Having been in the field of safety and operations for the past 20 years, I am happy to note that many excellent initiatives are being undertaken to reduce the number of workplace accidents in Singapore (Boosting safety at workplaces; Sept 7).
My work in this field has revealed that there is a crucial step which we often miss when ensuring that injuries are kept to an acceptably low level.
This step is the empowerment of workers to speak up and voice any issue of concern openly, without the fear of reprisal.
The managements of many organisations would be displeased or outraged if the lowest worker on the assembly line stops operations because he notices that something is not as it should be.
In the field of safety science, this worker is called the "sharp end worker".
These workers, even though sometimes considered "unskilled", are experts in their field, as they perform their tasks every day.
They should be encouraged to voice their concerns with no fear of punishment or discrimination - this will help prevent accidents.
Safety officers need to listen to sharp end workers, encourage open discussions and facilitate meaningful and inclusive dialogue about safety issues at every level of the organisation.
Singapore has some way to go before we can reach this state.
There is a range of reasons for this, including the management not being well-informed about what's happening on the ground, and concerns that delays and demands stemming from these discussions could cost them time and, therefore, money.

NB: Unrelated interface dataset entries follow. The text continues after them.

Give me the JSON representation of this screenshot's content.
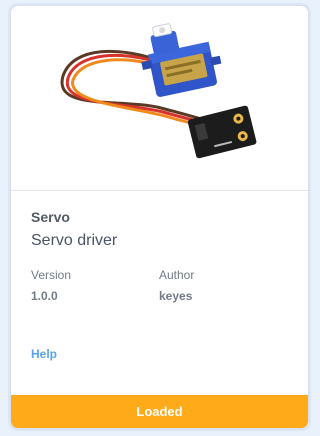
{
  "extension": {
    "name": "Servo",
    "description": "Servo driver",
    "image_icon": "servo-motor-module-icon",
    "version_label": "Version",
    "version_value": "1.0.0",
    "author_label": "Author",
    "author_value": "keyes",
    "help_label": "Help",
    "status_label": "Loaded"
  },
  "colors": {
    "status_bar": "#ffab19",
    "help_link": "#5aa3e6",
    "page_background": "#e9f1fc"
  }
}
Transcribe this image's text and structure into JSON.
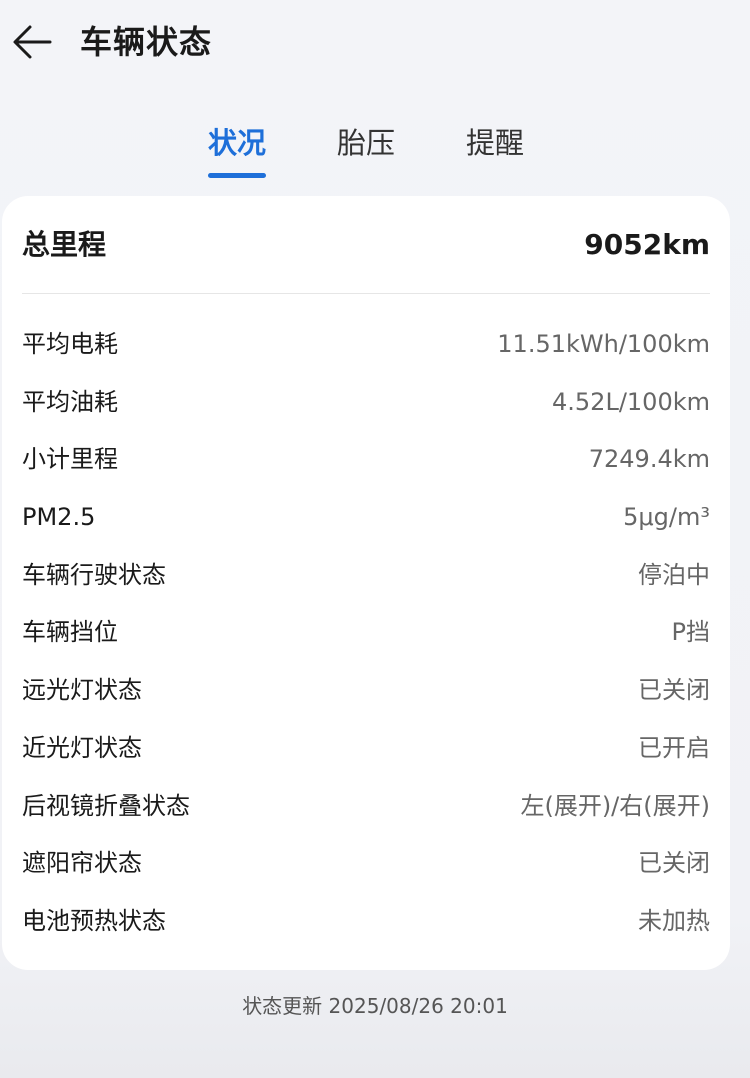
{
  "header": {
    "back_icon": "arrow-left-icon",
    "title": "车辆状态"
  },
  "tabs": [
    {
      "label": "状况",
      "active": true
    },
    {
      "label": "胎压",
      "active": false
    },
    {
      "label": "提醒",
      "active": false
    }
  ],
  "summary": {
    "label": "总里程",
    "value": "9052km"
  },
  "rows": [
    {
      "label": "平均电耗",
      "value": "11.51kWh/100km"
    },
    {
      "label": "平均油耗",
      "value": "4.52L/100km"
    },
    {
      "label": "小计里程",
      "value": "7249.4km"
    },
    {
      "label": "PM2.5",
      "value": "5μg/m³"
    },
    {
      "label": "车辆行驶状态",
      "value": "停泊中"
    },
    {
      "label": "车辆挡位",
      "value": "P挡"
    },
    {
      "label": "远光灯状态",
      "value": "已关闭"
    },
    {
      "label": "近光灯状态",
      "value": "已开启"
    },
    {
      "label": "后视镜折叠状态",
      "value": "左(展开)/右(展开)"
    },
    {
      "label": "遮阳帘状态",
      "value": "已关闭"
    },
    {
      "label": "电池预热状态",
      "value": "未加热"
    }
  ],
  "footer": {
    "status_update": "状态更新 2025/08/26 20:01"
  },
  "colors": {
    "accent": "#1e6fd9",
    "background": "#f3f4f8",
    "card": "#ffffff"
  }
}
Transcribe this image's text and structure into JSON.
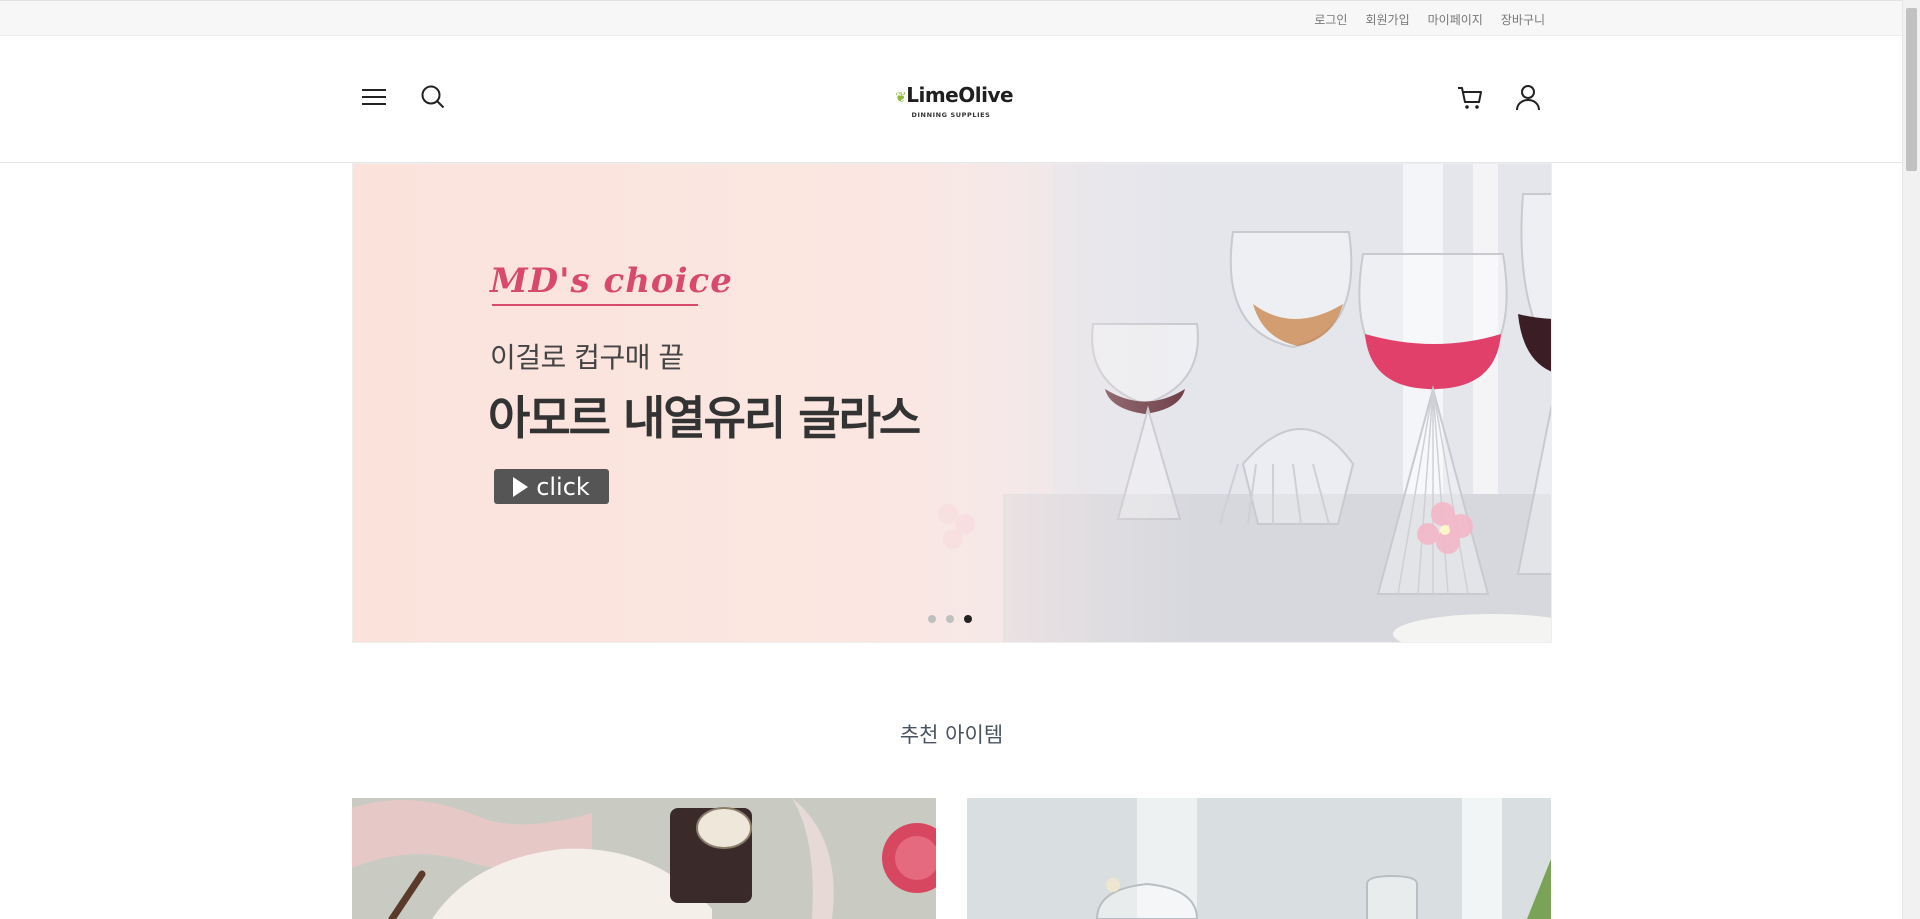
{
  "top_links": [
    "로그인",
    "회원가입",
    "마이페이지",
    "장바구니"
  ],
  "header": {
    "logo_brand": "LimeOlive",
    "logo_tagline": "DINNING SUPPLIES",
    "icons": {
      "menu": "hamburger-menu-icon",
      "search": "search-icon",
      "cart": "cart-icon",
      "user": "user-icon"
    }
  },
  "hero": {
    "script_title": "MD's choice",
    "subtitle": "이걸로 컵구매 끝",
    "title": "아모르 내열유리 글라스",
    "button_label": "click",
    "slides": 3,
    "active_slide": 3,
    "accent_color": "#d84a6c"
  },
  "section": {
    "title": "추천 아이템"
  }
}
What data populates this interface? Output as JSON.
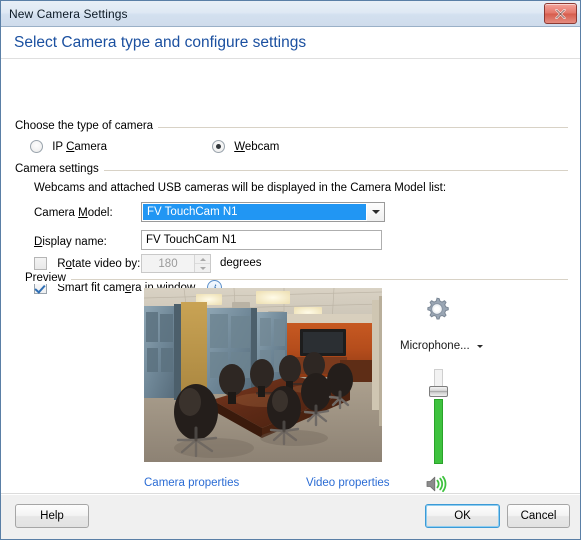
{
  "window": {
    "title": "New Camera Settings",
    "close_icon": "close-icon",
    "header_title": "Select Camera type and configure settings"
  },
  "camera_type_group": {
    "legend": "Choose the type of camera",
    "options": [
      {
        "label_pre": "IP ",
        "label_accel": "C",
        "label_post": "amera",
        "selected": false
      },
      {
        "label_pre": "",
        "label_accel": "W",
        "label_post": "ebcam",
        "selected": true
      }
    ]
  },
  "camera_settings_group": {
    "legend": "Camera settings",
    "hint": "Webcams and attached USB cameras will be displayed in the Camera Model list:",
    "camera_model": {
      "label_pre": "Camera ",
      "label_accel": "M",
      "label_post": "odel:",
      "value": "FV TouchCam N1",
      "arrow_icon": "chevron-down-icon",
      "highlight_color": "#2196f3"
    },
    "display_name": {
      "label_pre": "",
      "label_accel": "D",
      "label_post": "isplay name:",
      "value": "FV TouchCam N1",
      "placeholder": ""
    },
    "rotate": {
      "label_pre": "R",
      "label_accel": "o",
      "label_post": "tate video by:",
      "checked": false,
      "value": "180",
      "unit": "degrees",
      "enabled": false
    },
    "smart_fit": {
      "label_pre": "Smart fit cam",
      "label_accel": "e",
      "label_post": "ra in window",
      "checked": true,
      "info_icon": "info-icon",
      "info_glyph": "i"
    }
  },
  "preview_group": {
    "legend": "Preview",
    "image_alt": "conference-room-preview",
    "links": [
      {
        "text": "Camera properties",
        "name": "camera-properties-link"
      },
      {
        "text": "Video properties",
        "name": "video-properties-link"
      }
    ],
    "controls": {
      "gear_icon": "gear-icon",
      "audio_source": "Microphone...",
      "audio_arrow_icon": "chevron-down-icon",
      "volume_percent": 72,
      "slider_fill_color": "#3fc23f",
      "speaker_icon": "speaker-volume-icon"
    }
  },
  "footer": {
    "help_label": "Help",
    "ok_label": "OK",
    "cancel_label": "Cancel",
    "default_button": "OK",
    "focus_color": "#3c9ad6"
  }
}
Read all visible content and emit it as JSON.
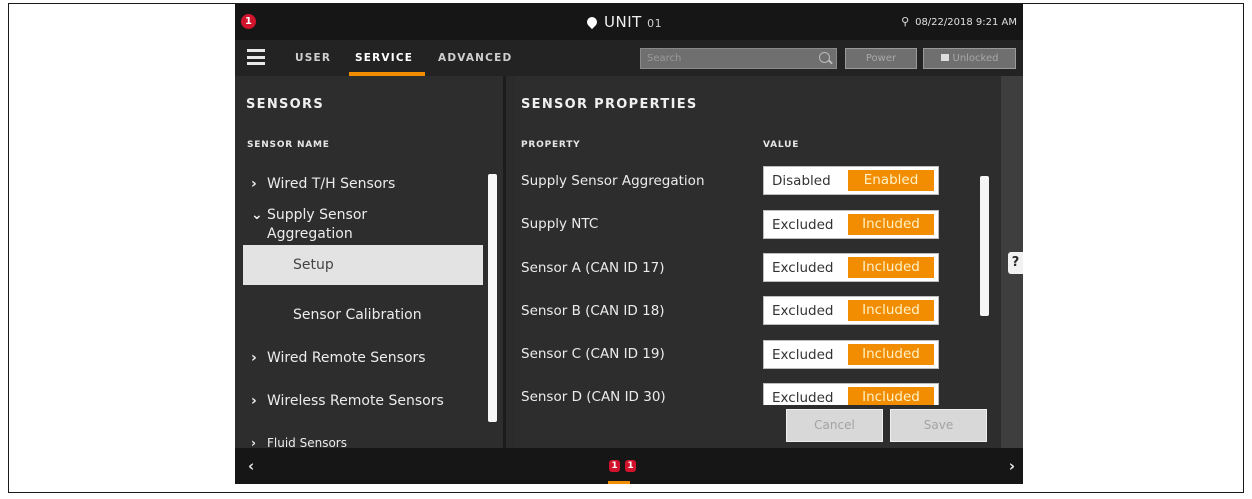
{
  "status": {
    "alert_count": "1",
    "unit_label": "UNIT",
    "unit_number": "01",
    "datetime": "08/22/2018 9:21 AM"
  },
  "nav": {
    "tabs": [
      {
        "label": "USER"
      },
      {
        "label": "SERVICE"
      },
      {
        "label": "ADVANCED"
      }
    ],
    "search_placeholder": "Search",
    "power_label": "Power",
    "lock_label": "Unlocked"
  },
  "sensors_panel": {
    "title": "SENSORS",
    "column_header": "SENSOR NAME",
    "items": [
      {
        "chevron": "›",
        "label": "Wired T/H Sensors"
      },
      {
        "chevron": "⌄",
        "label": "Supply Sensor Aggregation",
        "line1": "Supply Sensor",
        "line2": "Aggregation"
      },
      {
        "label": "Setup",
        "selected": true
      },
      {
        "label": "Sensor Calibration"
      },
      {
        "chevron": "›",
        "label": "Wired Remote Sensors"
      },
      {
        "chevron": "›",
        "label": "Wireless Remote Sensors"
      },
      {
        "chevron": "›",
        "label": "Fluid Sensors"
      }
    ]
  },
  "properties_panel": {
    "title": "SENSOR PROPERTIES",
    "col_property": "PROPERTY",
    "col_value": "VALUE",
    "rows": [
      {
        "property": "Supply Sensor Aggregation",
        "off": "Disabled",
        "on": "Enabled",
        "value": "Enabled"
      },
      {
        "property": "Supply NTC",
        "off": "Excluded",
        "on": "Included",
        "value": "Included"
      },
      {
        "property": "Sensor A (CAN ID 17)",
        "off": "Excluded",
        "on": "Included",
        "value": "Included"
      },
      {
        "property": "Sensor B (CAN ID 18)",
        "off": "Excluded",
        "on": "Included",
        "value": "Included"
      },
      {
        "property": "Sensor C (CAN ID 19)",
        "off": "Excluded",
        "on": "Included",
        "value": "Included"
      },
      {
        "property": "Sensor D (CAN ID 30)",
        "off": "Excluded",
        "on": "Included",
        "value": "Included"
      }
    ],
    "cancel_label": "Cancel",
    "save_label": "Save",
    "help_label": "?"
  },
  "bottom": {
    "prev": "‹",
    "next": "›",
    "alerts": [
      "1",
      "1"
    ]
  },
  "colors": {
    "accent": "#f28c00",
    "alert": "#d1142b",
    "panel_bg": "#2d2d2d"
  },
  "icons": [
    "alert-badge-icon",
    "location-pin-icon",
    "usb-icon",
    "hamburger-menu-icon",
    "search-icon",
    "lock-icon",
    "help-icon",
    "chevron-left-icon",
    "chevron-right-icon"
  ]
}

However, it is heartening to see that safety is being brought to the forefront.
It is now time for a mindset shift and to see safety not just as volumes of documentation sitting in a manager's office, but as being, quite simply, about the way we work every day.